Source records
────────

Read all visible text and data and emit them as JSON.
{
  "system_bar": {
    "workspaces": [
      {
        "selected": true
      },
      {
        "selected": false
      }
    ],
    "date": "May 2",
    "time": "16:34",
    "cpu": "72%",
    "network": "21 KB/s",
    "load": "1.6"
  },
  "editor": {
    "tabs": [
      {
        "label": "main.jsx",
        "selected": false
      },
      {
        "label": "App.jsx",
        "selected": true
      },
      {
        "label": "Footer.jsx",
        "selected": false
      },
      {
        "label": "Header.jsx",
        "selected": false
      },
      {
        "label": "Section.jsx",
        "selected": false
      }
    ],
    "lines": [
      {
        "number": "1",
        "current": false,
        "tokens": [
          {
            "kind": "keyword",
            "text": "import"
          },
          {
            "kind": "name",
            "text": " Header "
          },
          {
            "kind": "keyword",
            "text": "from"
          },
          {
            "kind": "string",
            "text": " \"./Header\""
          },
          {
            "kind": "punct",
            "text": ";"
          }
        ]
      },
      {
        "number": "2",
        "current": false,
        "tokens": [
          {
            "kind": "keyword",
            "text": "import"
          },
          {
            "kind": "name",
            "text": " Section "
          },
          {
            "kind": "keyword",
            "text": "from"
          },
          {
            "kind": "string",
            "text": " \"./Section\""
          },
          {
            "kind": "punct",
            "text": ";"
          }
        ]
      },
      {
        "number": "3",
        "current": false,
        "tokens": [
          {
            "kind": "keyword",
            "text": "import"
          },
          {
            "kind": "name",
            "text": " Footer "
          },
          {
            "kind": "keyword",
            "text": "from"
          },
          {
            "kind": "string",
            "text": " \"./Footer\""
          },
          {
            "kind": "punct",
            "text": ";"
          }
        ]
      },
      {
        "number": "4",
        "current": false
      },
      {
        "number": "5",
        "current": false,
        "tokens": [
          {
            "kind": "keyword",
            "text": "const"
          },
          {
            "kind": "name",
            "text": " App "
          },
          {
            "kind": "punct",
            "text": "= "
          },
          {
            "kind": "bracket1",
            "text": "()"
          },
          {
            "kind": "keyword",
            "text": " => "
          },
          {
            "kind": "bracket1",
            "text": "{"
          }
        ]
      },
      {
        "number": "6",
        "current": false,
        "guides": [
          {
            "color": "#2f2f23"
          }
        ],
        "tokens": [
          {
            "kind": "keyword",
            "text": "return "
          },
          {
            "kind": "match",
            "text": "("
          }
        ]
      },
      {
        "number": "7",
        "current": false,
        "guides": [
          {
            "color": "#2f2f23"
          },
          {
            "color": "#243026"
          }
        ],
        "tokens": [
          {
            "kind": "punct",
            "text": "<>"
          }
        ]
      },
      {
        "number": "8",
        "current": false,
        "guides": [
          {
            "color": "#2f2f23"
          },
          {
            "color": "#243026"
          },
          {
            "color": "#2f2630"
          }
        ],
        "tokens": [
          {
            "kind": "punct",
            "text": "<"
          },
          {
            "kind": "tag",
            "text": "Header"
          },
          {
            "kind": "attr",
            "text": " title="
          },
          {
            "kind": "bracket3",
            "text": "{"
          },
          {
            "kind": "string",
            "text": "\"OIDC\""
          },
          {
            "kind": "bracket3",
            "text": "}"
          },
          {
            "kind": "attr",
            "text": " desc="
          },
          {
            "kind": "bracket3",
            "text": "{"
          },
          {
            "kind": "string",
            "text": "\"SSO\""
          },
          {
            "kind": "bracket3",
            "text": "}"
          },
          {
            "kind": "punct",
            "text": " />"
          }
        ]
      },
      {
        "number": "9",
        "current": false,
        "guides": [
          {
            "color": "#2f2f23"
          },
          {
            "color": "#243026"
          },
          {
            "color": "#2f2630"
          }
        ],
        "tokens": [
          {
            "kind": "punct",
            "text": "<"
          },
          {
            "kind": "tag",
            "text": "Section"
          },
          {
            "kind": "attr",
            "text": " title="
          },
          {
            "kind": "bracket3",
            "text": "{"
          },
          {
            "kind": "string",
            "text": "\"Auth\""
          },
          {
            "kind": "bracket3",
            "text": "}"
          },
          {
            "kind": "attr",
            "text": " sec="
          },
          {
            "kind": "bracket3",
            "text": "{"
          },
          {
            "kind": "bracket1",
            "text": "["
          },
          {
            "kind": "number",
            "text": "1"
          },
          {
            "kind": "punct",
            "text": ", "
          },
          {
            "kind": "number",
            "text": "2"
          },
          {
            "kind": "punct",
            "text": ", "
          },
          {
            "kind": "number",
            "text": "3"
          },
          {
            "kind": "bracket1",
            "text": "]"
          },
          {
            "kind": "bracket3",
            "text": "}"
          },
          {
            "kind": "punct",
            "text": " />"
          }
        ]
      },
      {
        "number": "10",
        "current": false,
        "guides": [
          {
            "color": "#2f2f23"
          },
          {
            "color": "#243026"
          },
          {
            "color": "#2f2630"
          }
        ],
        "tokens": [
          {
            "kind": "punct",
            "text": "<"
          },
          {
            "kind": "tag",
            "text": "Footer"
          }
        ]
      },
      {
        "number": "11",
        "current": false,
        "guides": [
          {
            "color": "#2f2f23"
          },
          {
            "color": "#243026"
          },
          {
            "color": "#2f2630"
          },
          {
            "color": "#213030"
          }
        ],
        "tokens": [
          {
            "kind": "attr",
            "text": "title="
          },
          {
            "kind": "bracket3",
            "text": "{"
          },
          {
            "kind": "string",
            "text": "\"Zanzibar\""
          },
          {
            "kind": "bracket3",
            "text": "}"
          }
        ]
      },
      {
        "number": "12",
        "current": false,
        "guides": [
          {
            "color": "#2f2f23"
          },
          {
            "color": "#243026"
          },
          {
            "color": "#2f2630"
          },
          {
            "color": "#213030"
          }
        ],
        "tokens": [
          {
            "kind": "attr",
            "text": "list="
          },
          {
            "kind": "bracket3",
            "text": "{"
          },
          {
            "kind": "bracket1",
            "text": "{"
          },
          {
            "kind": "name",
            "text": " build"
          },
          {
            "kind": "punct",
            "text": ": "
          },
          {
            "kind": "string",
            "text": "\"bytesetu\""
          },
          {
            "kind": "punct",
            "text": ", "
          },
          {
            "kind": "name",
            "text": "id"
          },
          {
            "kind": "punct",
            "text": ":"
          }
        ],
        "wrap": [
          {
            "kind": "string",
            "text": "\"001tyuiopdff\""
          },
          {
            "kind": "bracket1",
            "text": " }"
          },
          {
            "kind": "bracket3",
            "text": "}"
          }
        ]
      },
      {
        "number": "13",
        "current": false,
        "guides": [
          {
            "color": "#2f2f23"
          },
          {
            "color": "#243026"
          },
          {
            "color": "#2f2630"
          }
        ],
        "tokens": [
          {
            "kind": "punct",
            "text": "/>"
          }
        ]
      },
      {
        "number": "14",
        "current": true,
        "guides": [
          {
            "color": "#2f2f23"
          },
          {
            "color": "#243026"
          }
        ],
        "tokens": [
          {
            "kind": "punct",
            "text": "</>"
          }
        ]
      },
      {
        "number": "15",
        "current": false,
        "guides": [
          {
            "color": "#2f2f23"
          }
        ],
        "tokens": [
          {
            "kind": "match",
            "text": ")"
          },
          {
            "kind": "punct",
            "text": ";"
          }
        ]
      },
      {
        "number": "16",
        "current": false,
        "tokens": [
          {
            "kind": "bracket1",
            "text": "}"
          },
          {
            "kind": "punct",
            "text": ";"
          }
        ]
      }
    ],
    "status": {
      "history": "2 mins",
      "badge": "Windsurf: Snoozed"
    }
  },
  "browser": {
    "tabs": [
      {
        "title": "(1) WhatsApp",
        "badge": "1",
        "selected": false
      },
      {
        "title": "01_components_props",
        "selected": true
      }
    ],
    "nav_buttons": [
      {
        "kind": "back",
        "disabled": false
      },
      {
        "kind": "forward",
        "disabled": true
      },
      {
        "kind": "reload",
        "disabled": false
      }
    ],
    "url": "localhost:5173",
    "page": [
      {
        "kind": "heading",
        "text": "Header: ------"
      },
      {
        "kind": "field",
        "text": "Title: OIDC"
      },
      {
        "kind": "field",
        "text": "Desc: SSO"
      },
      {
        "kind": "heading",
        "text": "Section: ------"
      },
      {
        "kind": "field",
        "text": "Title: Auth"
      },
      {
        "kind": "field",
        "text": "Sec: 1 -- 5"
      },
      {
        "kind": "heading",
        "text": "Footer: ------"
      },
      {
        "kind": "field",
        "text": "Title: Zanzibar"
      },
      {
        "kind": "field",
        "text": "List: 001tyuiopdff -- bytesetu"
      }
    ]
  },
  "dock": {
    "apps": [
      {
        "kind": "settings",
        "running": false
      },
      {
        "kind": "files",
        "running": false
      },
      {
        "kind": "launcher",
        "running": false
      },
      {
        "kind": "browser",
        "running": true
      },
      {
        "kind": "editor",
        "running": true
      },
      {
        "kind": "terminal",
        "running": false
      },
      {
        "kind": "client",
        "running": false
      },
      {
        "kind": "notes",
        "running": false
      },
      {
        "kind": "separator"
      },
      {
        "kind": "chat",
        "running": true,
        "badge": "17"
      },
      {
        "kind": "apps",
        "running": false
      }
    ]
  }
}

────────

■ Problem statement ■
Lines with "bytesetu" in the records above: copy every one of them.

■ Problem solution ■
            "text": "\"bytesetu\""
        "text": "List: 001tyuiopdff -- bytesetu"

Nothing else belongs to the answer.